— Task description —
Copy out each line of the entries below in which the string "JSON" appears.

— Source material —
=-=-=

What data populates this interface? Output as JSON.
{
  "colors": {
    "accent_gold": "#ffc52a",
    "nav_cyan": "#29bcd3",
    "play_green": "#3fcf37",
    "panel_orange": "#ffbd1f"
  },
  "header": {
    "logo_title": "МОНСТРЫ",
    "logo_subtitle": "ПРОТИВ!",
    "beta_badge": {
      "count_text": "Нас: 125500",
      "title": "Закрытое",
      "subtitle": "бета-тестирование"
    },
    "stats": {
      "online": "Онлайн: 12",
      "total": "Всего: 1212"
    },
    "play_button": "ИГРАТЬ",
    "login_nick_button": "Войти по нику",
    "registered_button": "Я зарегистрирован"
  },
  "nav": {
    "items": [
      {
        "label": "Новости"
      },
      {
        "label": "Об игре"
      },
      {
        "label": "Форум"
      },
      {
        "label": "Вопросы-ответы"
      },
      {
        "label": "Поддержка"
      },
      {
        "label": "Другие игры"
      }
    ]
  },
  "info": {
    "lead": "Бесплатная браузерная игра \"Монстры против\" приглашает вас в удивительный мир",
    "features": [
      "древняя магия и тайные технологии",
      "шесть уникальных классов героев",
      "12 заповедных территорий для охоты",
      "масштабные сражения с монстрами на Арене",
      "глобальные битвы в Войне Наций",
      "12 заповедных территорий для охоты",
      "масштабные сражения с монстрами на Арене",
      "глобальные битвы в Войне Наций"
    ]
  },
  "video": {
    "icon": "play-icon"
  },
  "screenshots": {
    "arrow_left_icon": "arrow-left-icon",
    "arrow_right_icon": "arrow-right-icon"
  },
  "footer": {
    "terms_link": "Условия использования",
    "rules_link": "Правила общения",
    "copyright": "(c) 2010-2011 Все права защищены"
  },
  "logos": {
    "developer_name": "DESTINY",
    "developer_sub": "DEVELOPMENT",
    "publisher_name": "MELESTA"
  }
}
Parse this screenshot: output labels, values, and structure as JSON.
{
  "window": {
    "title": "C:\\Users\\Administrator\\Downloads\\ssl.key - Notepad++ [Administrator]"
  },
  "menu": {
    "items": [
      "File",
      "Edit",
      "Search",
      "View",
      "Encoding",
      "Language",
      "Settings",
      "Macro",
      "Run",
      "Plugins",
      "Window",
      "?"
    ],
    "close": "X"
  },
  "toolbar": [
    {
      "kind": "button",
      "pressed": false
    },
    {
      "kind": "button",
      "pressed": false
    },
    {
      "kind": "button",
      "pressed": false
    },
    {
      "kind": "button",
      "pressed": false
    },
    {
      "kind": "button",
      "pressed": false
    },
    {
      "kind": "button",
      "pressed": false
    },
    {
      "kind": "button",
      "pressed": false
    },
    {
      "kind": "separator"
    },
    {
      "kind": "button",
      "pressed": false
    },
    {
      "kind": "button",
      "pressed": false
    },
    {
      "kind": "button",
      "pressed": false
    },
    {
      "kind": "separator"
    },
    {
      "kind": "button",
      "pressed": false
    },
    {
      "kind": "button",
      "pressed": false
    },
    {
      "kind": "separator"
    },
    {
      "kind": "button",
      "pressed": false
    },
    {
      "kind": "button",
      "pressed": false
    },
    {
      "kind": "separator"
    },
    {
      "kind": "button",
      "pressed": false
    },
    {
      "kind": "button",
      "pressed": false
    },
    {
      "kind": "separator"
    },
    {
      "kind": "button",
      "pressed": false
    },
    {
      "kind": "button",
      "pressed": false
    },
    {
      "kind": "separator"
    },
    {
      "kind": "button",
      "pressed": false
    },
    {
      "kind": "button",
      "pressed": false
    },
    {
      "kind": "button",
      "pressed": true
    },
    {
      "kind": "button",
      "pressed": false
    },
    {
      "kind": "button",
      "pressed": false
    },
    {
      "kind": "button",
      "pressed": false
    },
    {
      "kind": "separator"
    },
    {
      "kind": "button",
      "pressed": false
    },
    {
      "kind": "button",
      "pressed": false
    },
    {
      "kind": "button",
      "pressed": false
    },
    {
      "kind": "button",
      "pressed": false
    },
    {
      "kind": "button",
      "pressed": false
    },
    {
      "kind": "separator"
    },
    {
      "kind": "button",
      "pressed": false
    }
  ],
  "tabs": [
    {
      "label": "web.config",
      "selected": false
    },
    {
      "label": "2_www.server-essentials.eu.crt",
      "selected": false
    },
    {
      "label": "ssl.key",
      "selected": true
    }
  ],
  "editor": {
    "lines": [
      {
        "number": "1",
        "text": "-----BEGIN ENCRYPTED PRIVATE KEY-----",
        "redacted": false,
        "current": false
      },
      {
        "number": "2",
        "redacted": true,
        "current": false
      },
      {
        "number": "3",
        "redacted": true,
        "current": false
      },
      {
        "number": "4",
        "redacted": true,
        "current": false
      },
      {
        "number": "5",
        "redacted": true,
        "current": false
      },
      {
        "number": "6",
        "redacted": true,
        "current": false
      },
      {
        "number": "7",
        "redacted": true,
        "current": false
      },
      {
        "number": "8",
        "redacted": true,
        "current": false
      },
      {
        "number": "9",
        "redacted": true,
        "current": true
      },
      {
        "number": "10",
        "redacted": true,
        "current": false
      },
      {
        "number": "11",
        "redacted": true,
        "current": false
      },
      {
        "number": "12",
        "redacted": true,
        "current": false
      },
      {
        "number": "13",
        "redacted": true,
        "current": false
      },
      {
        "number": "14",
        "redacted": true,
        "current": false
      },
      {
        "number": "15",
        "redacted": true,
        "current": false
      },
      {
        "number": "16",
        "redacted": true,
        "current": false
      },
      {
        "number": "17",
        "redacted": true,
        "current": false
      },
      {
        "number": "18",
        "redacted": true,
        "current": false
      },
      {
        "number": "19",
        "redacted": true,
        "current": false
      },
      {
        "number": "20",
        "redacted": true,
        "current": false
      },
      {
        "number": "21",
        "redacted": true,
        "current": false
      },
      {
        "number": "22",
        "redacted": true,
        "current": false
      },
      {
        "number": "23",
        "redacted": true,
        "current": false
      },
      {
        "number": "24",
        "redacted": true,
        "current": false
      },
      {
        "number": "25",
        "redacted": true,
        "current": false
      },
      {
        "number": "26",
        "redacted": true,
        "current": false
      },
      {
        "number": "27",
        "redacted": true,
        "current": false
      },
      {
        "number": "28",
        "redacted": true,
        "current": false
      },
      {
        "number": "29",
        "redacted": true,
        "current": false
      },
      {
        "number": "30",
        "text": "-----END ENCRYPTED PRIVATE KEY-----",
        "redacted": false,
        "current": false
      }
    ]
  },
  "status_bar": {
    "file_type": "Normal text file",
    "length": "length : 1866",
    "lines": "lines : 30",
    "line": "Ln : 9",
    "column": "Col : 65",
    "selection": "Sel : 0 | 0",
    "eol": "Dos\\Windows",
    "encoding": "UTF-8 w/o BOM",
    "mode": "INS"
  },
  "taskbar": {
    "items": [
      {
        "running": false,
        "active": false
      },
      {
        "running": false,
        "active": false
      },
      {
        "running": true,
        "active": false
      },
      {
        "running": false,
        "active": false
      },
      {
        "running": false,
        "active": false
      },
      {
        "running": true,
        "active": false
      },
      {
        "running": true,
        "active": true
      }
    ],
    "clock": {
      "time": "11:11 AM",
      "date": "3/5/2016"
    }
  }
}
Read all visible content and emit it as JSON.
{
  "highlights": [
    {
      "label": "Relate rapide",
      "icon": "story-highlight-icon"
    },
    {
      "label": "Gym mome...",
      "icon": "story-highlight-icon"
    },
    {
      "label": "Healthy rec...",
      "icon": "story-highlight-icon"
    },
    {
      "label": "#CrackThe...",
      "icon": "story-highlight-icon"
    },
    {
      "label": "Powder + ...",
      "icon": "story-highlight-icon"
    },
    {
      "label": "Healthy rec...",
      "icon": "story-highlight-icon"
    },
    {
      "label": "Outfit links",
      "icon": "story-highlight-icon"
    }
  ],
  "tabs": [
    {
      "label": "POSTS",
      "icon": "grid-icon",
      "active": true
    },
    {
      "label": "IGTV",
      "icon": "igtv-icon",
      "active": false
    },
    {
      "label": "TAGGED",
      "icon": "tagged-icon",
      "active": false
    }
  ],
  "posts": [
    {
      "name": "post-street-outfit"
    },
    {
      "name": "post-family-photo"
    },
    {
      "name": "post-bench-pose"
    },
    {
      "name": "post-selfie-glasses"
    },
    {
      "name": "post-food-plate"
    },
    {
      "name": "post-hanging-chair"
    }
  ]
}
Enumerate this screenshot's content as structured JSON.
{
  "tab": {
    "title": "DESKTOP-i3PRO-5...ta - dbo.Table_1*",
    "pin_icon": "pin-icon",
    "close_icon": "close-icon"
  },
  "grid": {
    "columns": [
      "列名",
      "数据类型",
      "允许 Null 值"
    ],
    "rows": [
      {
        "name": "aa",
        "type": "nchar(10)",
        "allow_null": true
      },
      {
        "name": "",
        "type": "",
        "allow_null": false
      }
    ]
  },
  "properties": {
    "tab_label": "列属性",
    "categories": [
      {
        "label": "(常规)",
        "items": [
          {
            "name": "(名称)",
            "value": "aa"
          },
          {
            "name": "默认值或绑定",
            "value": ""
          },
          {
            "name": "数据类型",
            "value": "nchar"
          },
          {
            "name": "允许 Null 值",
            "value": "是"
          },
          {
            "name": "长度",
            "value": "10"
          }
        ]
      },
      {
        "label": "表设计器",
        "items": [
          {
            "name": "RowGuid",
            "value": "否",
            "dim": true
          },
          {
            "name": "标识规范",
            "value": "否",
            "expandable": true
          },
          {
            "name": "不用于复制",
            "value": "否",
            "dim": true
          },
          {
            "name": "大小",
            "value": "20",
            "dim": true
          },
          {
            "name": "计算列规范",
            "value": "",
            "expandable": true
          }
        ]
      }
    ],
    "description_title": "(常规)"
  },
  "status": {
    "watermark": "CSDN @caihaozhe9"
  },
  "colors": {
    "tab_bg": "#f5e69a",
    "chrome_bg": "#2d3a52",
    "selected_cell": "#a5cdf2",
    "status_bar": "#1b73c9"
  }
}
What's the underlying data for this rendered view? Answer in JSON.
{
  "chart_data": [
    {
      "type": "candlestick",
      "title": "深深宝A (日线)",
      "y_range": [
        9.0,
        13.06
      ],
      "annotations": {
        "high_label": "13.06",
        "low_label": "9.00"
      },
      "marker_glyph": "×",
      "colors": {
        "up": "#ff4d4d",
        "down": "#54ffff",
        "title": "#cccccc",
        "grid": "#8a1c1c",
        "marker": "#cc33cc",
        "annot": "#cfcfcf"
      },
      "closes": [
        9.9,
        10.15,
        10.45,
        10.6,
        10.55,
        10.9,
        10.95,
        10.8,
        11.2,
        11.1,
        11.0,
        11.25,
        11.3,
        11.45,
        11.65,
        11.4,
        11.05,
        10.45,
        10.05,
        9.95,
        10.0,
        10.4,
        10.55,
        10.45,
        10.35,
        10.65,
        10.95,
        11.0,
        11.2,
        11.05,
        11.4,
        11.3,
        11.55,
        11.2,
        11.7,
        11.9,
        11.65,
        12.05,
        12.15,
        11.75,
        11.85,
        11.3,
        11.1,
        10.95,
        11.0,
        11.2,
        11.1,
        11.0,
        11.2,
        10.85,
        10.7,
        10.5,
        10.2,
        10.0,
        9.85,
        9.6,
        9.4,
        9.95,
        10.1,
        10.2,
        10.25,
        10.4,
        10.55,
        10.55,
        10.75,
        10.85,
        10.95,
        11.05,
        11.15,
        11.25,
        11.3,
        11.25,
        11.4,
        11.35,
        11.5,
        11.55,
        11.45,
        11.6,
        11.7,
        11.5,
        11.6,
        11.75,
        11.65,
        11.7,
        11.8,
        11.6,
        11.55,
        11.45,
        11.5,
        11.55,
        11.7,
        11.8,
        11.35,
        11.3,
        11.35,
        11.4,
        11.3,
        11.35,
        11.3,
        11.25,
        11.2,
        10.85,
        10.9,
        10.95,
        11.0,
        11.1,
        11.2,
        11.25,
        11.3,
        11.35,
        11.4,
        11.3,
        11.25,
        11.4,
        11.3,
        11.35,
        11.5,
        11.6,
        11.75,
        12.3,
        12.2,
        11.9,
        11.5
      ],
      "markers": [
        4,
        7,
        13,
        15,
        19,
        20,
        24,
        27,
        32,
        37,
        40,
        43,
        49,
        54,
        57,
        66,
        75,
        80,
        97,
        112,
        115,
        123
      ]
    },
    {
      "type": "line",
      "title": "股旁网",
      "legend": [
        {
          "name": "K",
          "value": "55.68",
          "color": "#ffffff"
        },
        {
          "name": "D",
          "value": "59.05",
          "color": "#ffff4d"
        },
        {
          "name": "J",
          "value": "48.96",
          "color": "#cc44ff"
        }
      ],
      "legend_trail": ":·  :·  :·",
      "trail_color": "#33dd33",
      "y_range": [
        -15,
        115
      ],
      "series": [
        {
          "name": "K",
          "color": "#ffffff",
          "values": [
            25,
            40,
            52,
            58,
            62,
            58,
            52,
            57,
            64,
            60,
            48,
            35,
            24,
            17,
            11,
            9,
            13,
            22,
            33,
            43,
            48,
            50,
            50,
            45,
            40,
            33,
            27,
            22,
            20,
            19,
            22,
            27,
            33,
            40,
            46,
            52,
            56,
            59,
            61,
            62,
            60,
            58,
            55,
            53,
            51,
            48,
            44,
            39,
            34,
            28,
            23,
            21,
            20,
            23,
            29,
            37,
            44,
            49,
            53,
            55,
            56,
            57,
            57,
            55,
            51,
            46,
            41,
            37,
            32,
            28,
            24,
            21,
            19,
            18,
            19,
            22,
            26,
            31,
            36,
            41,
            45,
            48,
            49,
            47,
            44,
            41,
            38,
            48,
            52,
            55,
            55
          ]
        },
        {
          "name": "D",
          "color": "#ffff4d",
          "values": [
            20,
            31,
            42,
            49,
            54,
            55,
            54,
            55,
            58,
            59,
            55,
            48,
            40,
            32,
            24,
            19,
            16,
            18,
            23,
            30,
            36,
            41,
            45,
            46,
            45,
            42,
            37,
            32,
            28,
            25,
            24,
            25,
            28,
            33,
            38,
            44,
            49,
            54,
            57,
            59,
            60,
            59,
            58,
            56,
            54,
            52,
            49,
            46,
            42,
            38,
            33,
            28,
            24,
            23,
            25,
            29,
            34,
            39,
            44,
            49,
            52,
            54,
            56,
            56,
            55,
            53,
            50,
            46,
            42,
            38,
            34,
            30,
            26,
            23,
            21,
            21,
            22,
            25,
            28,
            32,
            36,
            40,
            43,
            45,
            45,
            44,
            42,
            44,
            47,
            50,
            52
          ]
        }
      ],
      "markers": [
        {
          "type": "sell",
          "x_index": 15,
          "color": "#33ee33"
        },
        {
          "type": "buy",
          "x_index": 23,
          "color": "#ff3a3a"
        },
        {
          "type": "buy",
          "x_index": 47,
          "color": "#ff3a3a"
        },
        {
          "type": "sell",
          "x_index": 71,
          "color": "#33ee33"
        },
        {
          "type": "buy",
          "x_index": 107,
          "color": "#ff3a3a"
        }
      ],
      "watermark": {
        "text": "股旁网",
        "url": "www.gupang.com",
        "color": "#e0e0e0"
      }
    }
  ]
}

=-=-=

— Result —
What data populates this interface? Output as JSON.
Parse this screenshot: output labels, values, and structure as JSON.
Read all visible content and emit it as JSON.
Enumerate this screenshot's content as structured JSON.
What's the underlying data for this rendered view? Answer in JSON.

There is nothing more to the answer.